Problem to solve:
For this exercise, write each entry below out precisely and omit the pictures.

***** Extracted entries *****

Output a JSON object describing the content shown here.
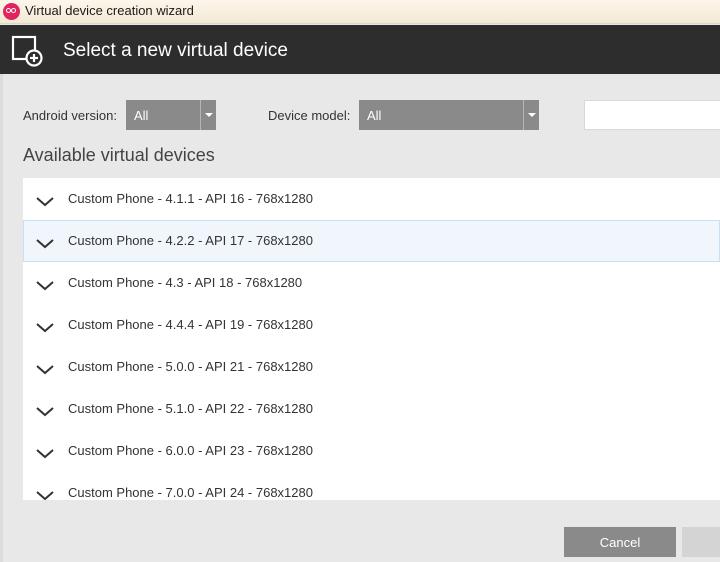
{
  "window": {
    "title": "Virtual device creation wizard"
  },
  "header": {
    "title": "Select a new virtual device",
    "icon": "add-device-icon"
  },
  "filters": {
    "android_version_label": "Android version:",
    "android_version_value": "All",
    "device_model_label": "Device model:",
    "device_model_value": "All",
    "search_value": ""
  },
  "list": {
    "title": "Available virtual devices",
    "items": [
      {
        "label": "Custom Phone - 4.1.1 - API 16 - 768x1280"
      },
      {
        "label": "Custom Phone - 4.2.2 - API 17 - 768x1280"
      },
      {
        "label": "Custom Phone - 4.3 - API 18 - 768x1280"
      },
      {
        "label": "Custom Phone - 4.4.4 - API 19 - 768x1280"
      },
      {
        "label": "Custom Phone - 5.0.0 - API 21 - 768x1280"
      },
      {
        "label": "Custom Phone - 5.1.0 - API 22 - 768x1280"
      },
      {
        "label": "Custom Phone - 6.0.0 - API 23 - 768x1280"
      },
      {
        "label": "Custom Phone - 7.0.0 - API 24 - 768x1280"
      }
    ],
    "selected_index": 1
  },
  "footer": {
    "cancel_label": "Cancel",
    "next_label": ""
  },
  "colors": {
    "header_bg": "#2d2d2d",
    "select_bg": "#8a8a8a",
    "app_icon": "#e0245e"
  }
}
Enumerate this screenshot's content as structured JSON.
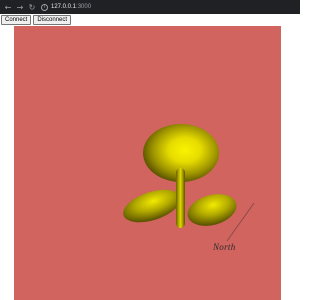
{
  "browser": {
    "back_icon": "arrow-left-icon",
    "forward_icon": "arrow-right-icon",
    "reload_icon": "reload-icon",
    "info_icon": "info-icon",
    "url_host": "127.0.0.1",
    "url_port": ":3000"
  },
  "toolbar": {
    "connect_label": "Connect",
    "disconnect_label": "Disconnect"
  },
  "scene": {
    "background_color": "#d1645f",
    "object_color": "#e8e000",
    "label": "North"
  }
}
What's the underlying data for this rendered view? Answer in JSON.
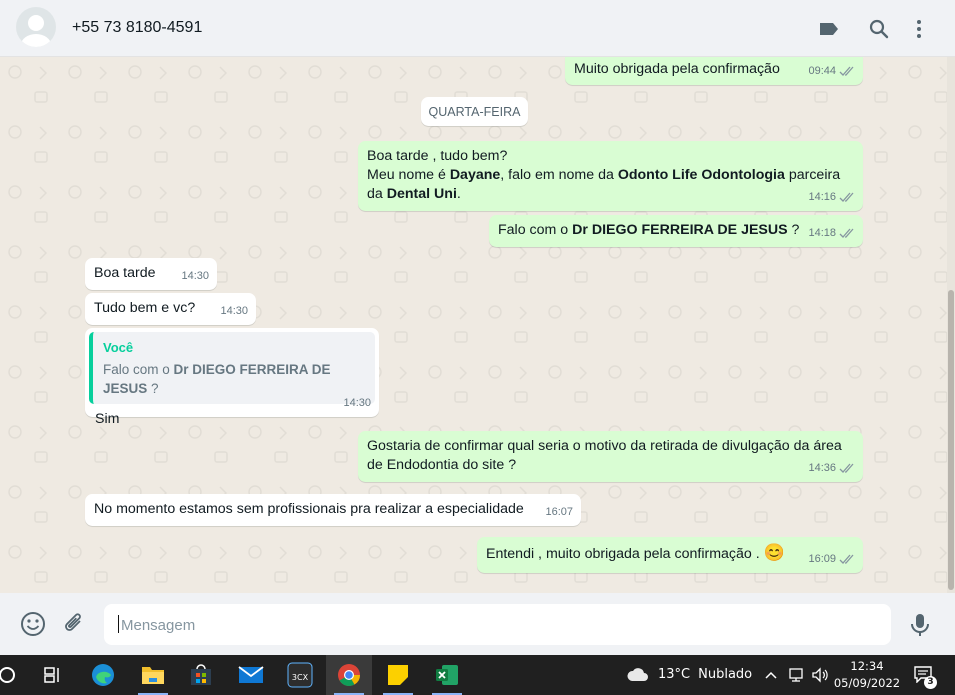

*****

Task answer:
Output a JSON object describing the content shown here.
{
  "window": {
    "title": "Virtual device creation wizard"
  },
  "header": {
    "title": "Select a new virtual device",
    "icon": "add-device-icon"
  },
  "filters": {
    "android_version_label": "Android version:",
    "android_version_value": "All",
    "device_model_label": "Device model:",
    "device_model_value": "All",
    "search_value": ""
  },
  "list": {
    "title": "Available virtual devices",
    "items": [
      {
        "label": "Custom Phone - 4.1.1 - API 16 - 768x1280"
      },
      {
        "label": "Custom Phone - 4.2.2 - API 17 - 768x1280"
      },
      {
        "label": "Custom Phone - 4.3 - API 18 - 768x1280"
      },
      {
        "label": "Custom Phone - 4.4.4 - API 19 - 768x1280"
      },
      {
        "label": "Custom Phone - 5.0.0 - API 21 - 768x1280"
      },
      {
        "label": "Custom Phone - 5.1.0 - API 22 - 768x1280"
      },
      {
        "label": "Custom Phone - 6.0.0 - API 23 - 768x1280"
      },
      {
        "label": "Custom Phone - 7.0.0 - API 24 - 768x1280"
      }
    ],
    "selected_index": 1
  },
  "footer": {
    "cancel_label": "Cancel",
    "next_label": ""
  },
  "colors": {
    "header_bg": "#2d2d2d",
    "select_bg": "#8a8a8a",
    "app_icon": "#e0245e"
  }
}
Enumerate this screenshot's content as structured JSON.
{
  "browser": {
    "back_icon": "arrow-left-icon",
    "forward_icon": "arrow-right-icon",
    "reload_icon": "reload-icon",
    "info_icon": "info-icon",
    "url_host": "127.0.0.1",
    "url_port": ":3000"
  },
  "toolbar": {
    "connect_label": "Connect",
    "disconnect_label": "Disconnect"
  },
  "scene": {
    "background_color": "#d1645f",
    "object_color": "#e8e000",
    "label": "North"
  }
}
What's the underlying data for this rendered view? Answer in JSON.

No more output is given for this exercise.